At some point, nearly every horse will need a leg wrap or bandage. However, an inappropriate bandage application can cause as many problems as a well-applied bandage can prevent. The key to successful bandaging begins with the proper materials and application. So, before you reach for the nearest roll of Vetrap, review some basic principles behind bandaging and wrapping legs:
1. Evaluate Need
- Providing support for tendons and ligaments during strenuous workouts
- Preventing or reducing swelling after exercise or injury
- Protecting legs from impact
- Shielding wounds from contamination and assisting in healing1
For more severe cases or if you are in doubt, it’s always wise to consult your veterinarian when determining bandaging needs.
2. Complete it Safely
You know you need to bandage, but your horse is nervous, frightened or won’t cooperate. What do you do?
Dormosedan Gel® (detomidine hydrochloride) is a safe and effective mild standing sedative available with a prescription from your veterinarian. Having tubes of Dormosedan Gel on hand allows the horse and horse owner to experience less stress in emergency situations, and it can assist in situations such as treating an injury or bandage changes. Dormosedan Gel is an FDA-approved oral sedative that can be safely administered underneath the horse’s tongue by horse owners through the easy-to-use dosing syringe.
3. Focus on the Details
Upon determining if bandaging is necessary, it’s important to pay attention to the details. Proper technique includes using the correct materials and wrapping the leg evenly with consistent pressure.
“It is best if the leg is clean and dry prior to applying the bandage,” said Jeff Hall, DVM, senior equine technical services veterinarian at Zoetis. “Also, moderate pressure should be used while bandaging to avoid overtightening. The key is to apply the bandage firmly but not too tightly.”
Other details to take note of include:
- Keep it clean. Shavings, straw, dirt and moisture can irritate the skin and increase the risk of a wound becoming infected. Start with clean, dry materials and check the bandage frequently for damage, dirt or moisture. Use uniform pressure, as you want an even distribution of compression along the leg. Uneven tension in a bandage’s securing layers can potentially cause tendon damage.
- Avoid incorporating frayed bits of padding that contain wrinkles or bunches.
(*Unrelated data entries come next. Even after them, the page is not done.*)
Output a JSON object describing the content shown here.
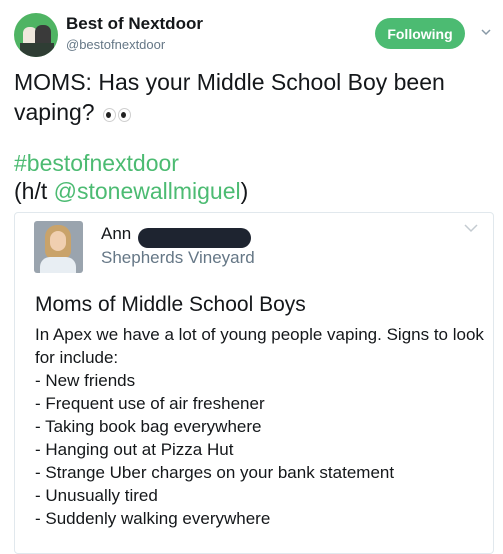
{
  "tweet": {
    "display_name": "Best of Nextdoor",
    "handle": "@bestofnextdoor",
    "follow_label": "Following",
    "text": "MOMS: Has your Middle School Boy been vaping?",
    "emoji_icon": "eyes-icon",
    "hashtag": "#bestofnextdoor",
    "ht_prefix": "(h/t ",
    "ht_mention": "@stonewallmiguel",
    "ht_suffix": ")"
  },
  "card": {
    "author_name": "Ann",
    "neighborhood": "Shepherds Vineyard",
    "post_title": "Moms of Middle School Boys",
    "post_intro": "In Apex we have a lot of young people vaping.  Signs to look for include:",
    "signs": [
      "- New friends",
      "- Frequent use of air freshener",
      "- Taking book bag everywhere",
      "- Hanging out at Pizza Hut",
      "- Strange Uber charges on your bank statement",
      "- Unusually tired",
      "- Suddenly walking everywhere"
    ]
  },
  "colors": {
    "accent": "#4cbb72",
    "muted": "#657786",
    "text": "#14171a"
  }
}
These can cause pressure points under a bandage.
- Overlap layers of bandage by 50 percent to avoid having edges of the wrap material dig into the leg.
- Ensure the bandage is smooth against the horse’s leg to avoid uneven pressure.
- For safety, the person applying the bandage should avoid kneeling or sitting on the ground, and should instead crouch, ready to move out of the way if necessary. Some horses initially resent wraps on their hind legs, especially over the hocks, so it’s best to apply these while in a safe position in case the horse kicks out.
A well-applied bandage will look neat, even and finished. Ask your veterinarian to demonstrate proper techniques and practice under their supervision before doing it on your own.
If you have questions or concerns about bandaging techniques, do not hesitate to contact your veterinarian. For more information and resources, visit DormGel.com.
Important Safety Information:
Do not use Dormosedan Gel in horses with pre-existing atrioventricular (AV) or sinoatrial (SA) block, with severe coronary insufficiency, cerebrovascular disease, respiratory disease, or chronic renal failure. Do not use in anesthetized or sedated horses, or in conditions of shock, severe debilitation or stress due to extreme heat, cold, fatigue or high altitude. Do not use in horses intended for human consumption. Handle gel-dosing syringes with caution to avoid direct exposure to skin, eyes or mouth. See full Prescribing Information.
1 American Association of Equine Practitioners. Leg Bandages – Bandaging Your Horse’s Legs. 2017. https://aaep.org/horsehealth/leg-bandages-bandaging-your-horses-legs. Accessed August 7, 2017.